In the previous episode, I talked to Phil Howard of Michigan State University about concentration in the food industry. Afterwards, I realised I had been so taken up with what he was telling me that I forgot to ask him one crucial question.
Is there any effect of concentration on public health or food safety?
It seems intuitively obvious that if you have long food chains, dependent on only a few producers, there is the potential for very widespread outbreaks. That is exactly what we are seeing in the current outbreaks of dangerous E. coli on romaine lettuce and Salmonella in eggs. But it is also possible that big industrial food producers both have the capital to invest in food safety and face stiffer penalties when things go wrong.
Are small producers and short food chains better? Marc Bellemare, at the University of Minnesota, has uncovered a strong correlation between some food-borne illnesses and the number of farmers’ markets relative to the population.
Phil thinks one answer is greater decentralization. There’s no good reason why all the winter lettuce and spinach in America should come from a tiny area around Yuma, Arizona. Marc says consumer education would help; we need to handle the food we buy with more attention to keeping it safe. Both solutions will take quite large changes in behaviour, by government and by ordinary people.

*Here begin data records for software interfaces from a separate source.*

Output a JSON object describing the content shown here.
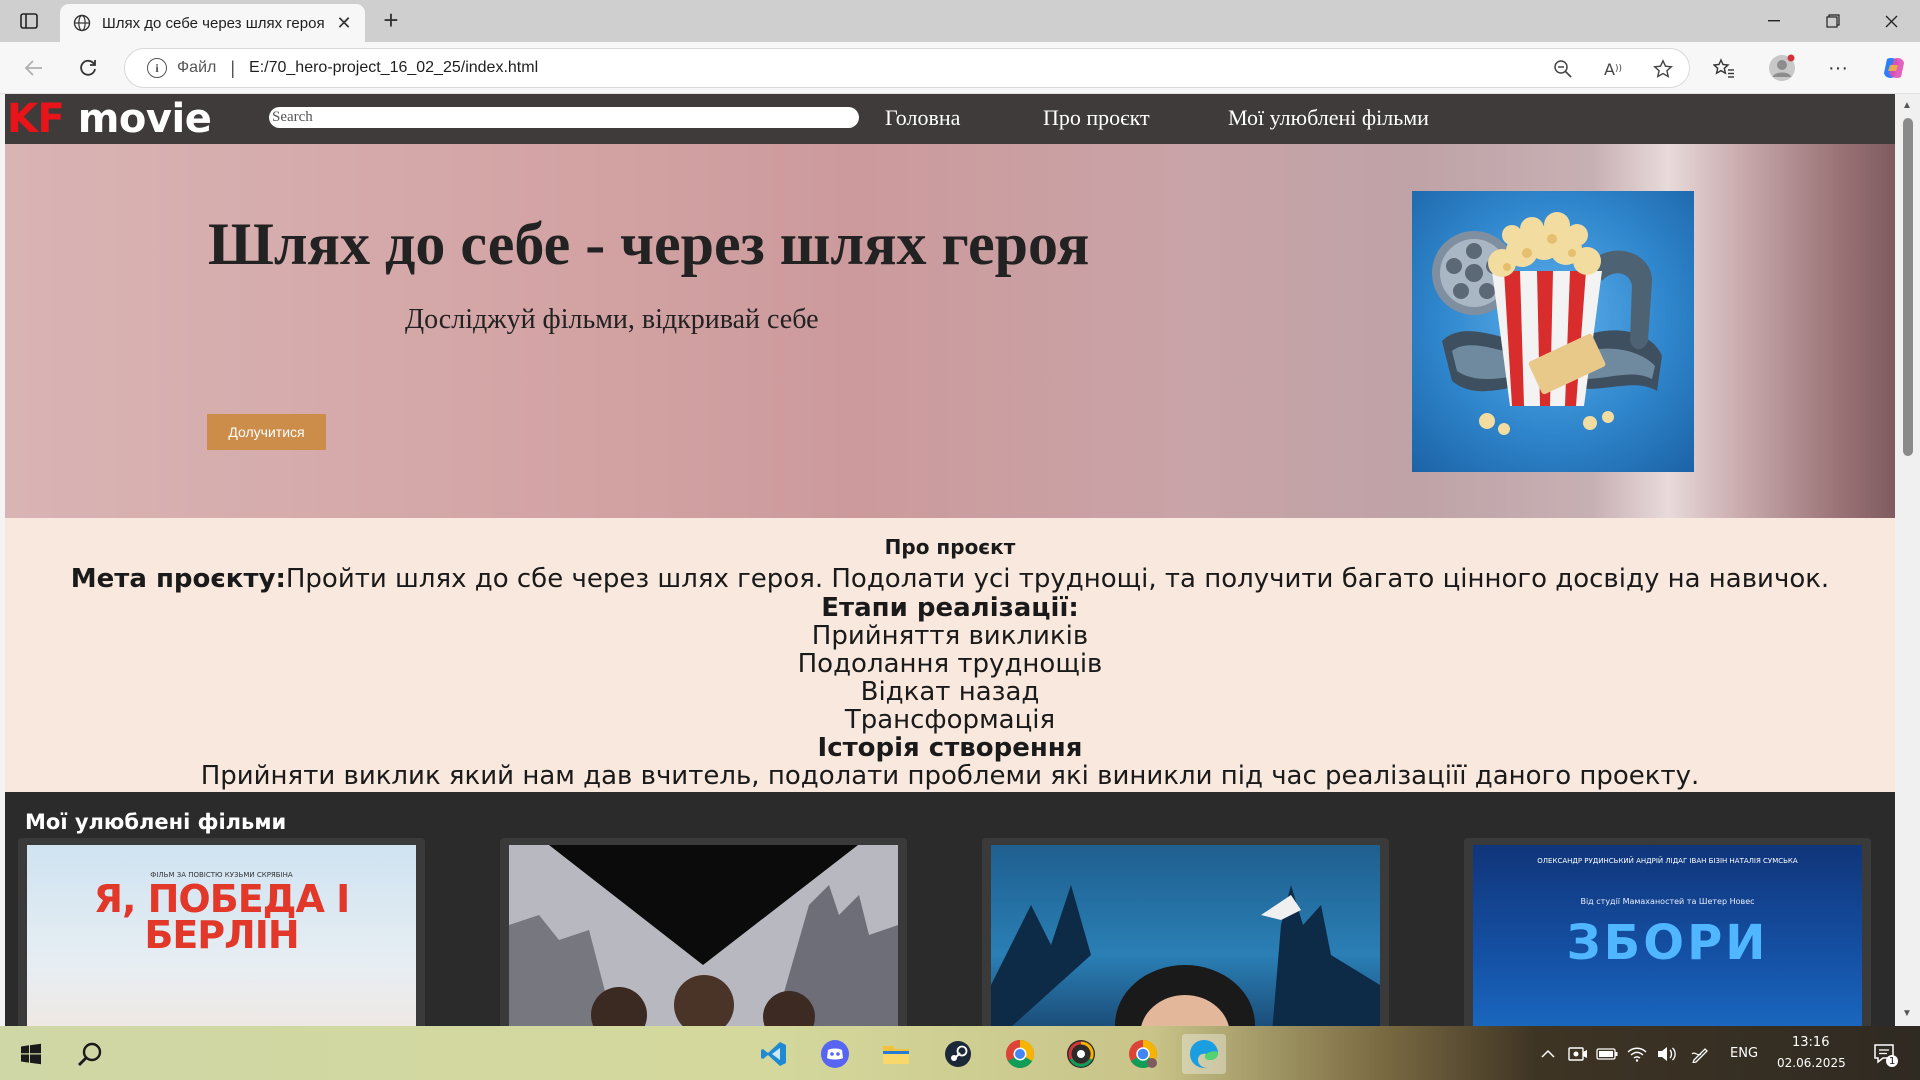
{
  "browser": {
    "tab_title": "Шлях до себе через шлях героя",
    "file_label": "Файл",
    "url": "E:/70_hero-project_16_02_25/index.html"
  },
  "site": {
    "logo_kf": "KF",
    "logo_movie": " movie",
    "search_placeholder": "Search",
    "nav": {
      "home": "Головна",
      "about": "Про проєкт",
      "favorites": "Мої улюблені фільми"
    },
    "hero": {
      "title": "Шлях до себе - через шлях героя",
      "subtitle": "Досліджуй фільми, відкривай себе",
      "button": "Долучитися"
    },
    "about": {
      "heading": "Про проєкт",
      "goal_label": "Мета проєкту:",
      "goal_text": "Пройти шлях до сбе через шлях героя. Подолати усі труднощі, та получити багато цінного досвіду на навичок.",
      "stages_heading": "Етапи реалізації:",
      "stages": [
        "Прийняття викликів",
        "Подолання труднощів",
        "Відкат назад",
        "Трансформація"
      ],
      "history_heading": "Історія створення",
      "history_text": "Прийняти виклик який нам дав вчитель, подолати проблеми які виникли під час реалізаціїї даного проекту."
    },
    "favorites": {
      "heading": "Мої улюблені фільми",
      "poster1": {
        "small_top": "ФІЛЬМ ЗА ПОВІСТЮ КУЗЬМИ СКРЯБІНА",
        "title": "Я, ПОБЕДА І БЕРЛІН"
      },
      "poster4": {
        "small_top": "ОЛЕКСАНДР РУДИНСЬКИЙ   АНДРІЙ ЛІДАГ   ІВАН БІЗІН   НАТАЛІЯ СУМСЬКА",
        "tagline": "Від студії Мамаханостей та Шетер Новес",
        "title": "ЗБОРИ"
      }
    }
  },
  "taskbar": {
    "lang": "ENG",
    "time": "13:16",
    "date": "02.06.2025",
    "notifications": "1"
  },
  "colors": {
    "site_header": "#3f3b3b",
    "logo_accent": "#e8141a",
    "hero_button": "#cc8c4a",
    "about_bg": "#f8e8dd",
    "favorites_bg": "#2b2b2b"
  }
}
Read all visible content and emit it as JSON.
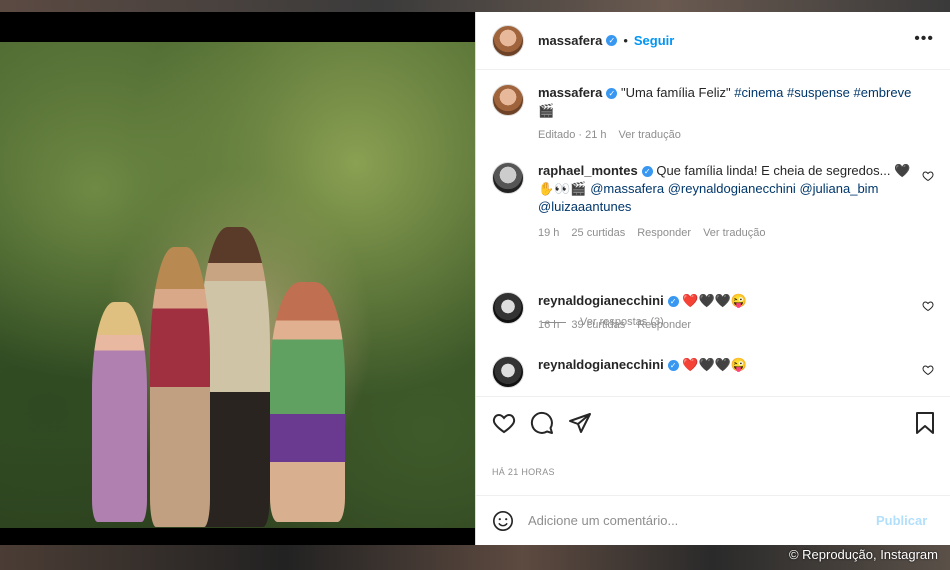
{
  "post": {
    "username": "massafera",
    "follow_label": "Seguir",
    "more_label": "•••",
    "caption": "\"Uma família Feliz\"",
    "hashtags": [
      "#cinema",
      "#suspense",
      "#embreve"
    ],
    "caption_emoji": "🎬",
    "edited_label": "Editado · 21 h",
    "translate_label": "Ver tradução",
    "timestamp": "HÁ 21 HORAS"
  },
  "comments": [
    {
      "username": "raphael_montes",
      "text": "Que família linda! E cheia de segredos... 🖤",
      "line2_emoji": "✋👀🎬",
      "mentions": [
        "@massafera",
        "@reynaldogianecchini",
        "@juliana_bim",
        "@luizaaantunes"
      ],
      "time": "19 h",
      "likes": "25 curtidas",
      "reply": "Responder",
      "translate": "Ver tradução",
      "view_replies": "Ver respostas (3)"
    },
    {
      "username": "reynaldogianecchini",
      "text": "❤️🖤🖤😜",
      "time": "16 h",
      "likes": "39 curtidas",
      "reply": "Responder"
    },
    {
      "username": "reynaldogianecchini",
      "text": "❤️🖤🖤😜"
    }
  ],
  "add_comment": {
    "placeholder": "Adicione um comentário...",
    "publish_label": "Publicar"
  },
  "credit": "© Reprodução, Instagram",
  "colors": {
    "link_blue": "#0095f6",
    "mention_blue": "#00376b",
    "muted": "#8e8e8e",
    "publish_disabled": "#b2dffc"
  }
}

Right now, it probably isn’t possible to say with any certainty whether one system is inherently safer than the other. But even asking the question raises some interesting additional questions. If you have answers, or even suggestions, let me know.
- Phil Howard’s work on food-borne illness is on his website.
- Marc Bellemare’s work on farmers’ markets and food-borne illness has gone through a few iterations. He’ll email you a copy of the final paper if you ask.
- An episode early last year looked at aspects of food safety in developing countries. Spoiler: shorter food chains are safer there.
- Banner photo, norovirus. Cover photo, E. coli. Both public domain to the best of my knoweldge.
I can’t help but think about analogizing the mass production and distribution of food to that of social media (again). Replace food producers with social media and you’ve got large mega-producers like Facebook and Twitter at one end and smaller scale indie producers at the other. Surely outbreaks of issues with democracy, bulllying, racism, doxxing, etc. will happen all around, but when they happen on the larger platforms, then far more people are affected.
From an economic standpoint it would be nice to have more significant studies to see what the overall pieces of large and small producers are (as well as for the distribution piece too). What is the ultimate equilibrium point for overall cost versus public health? What would it look like theoretically?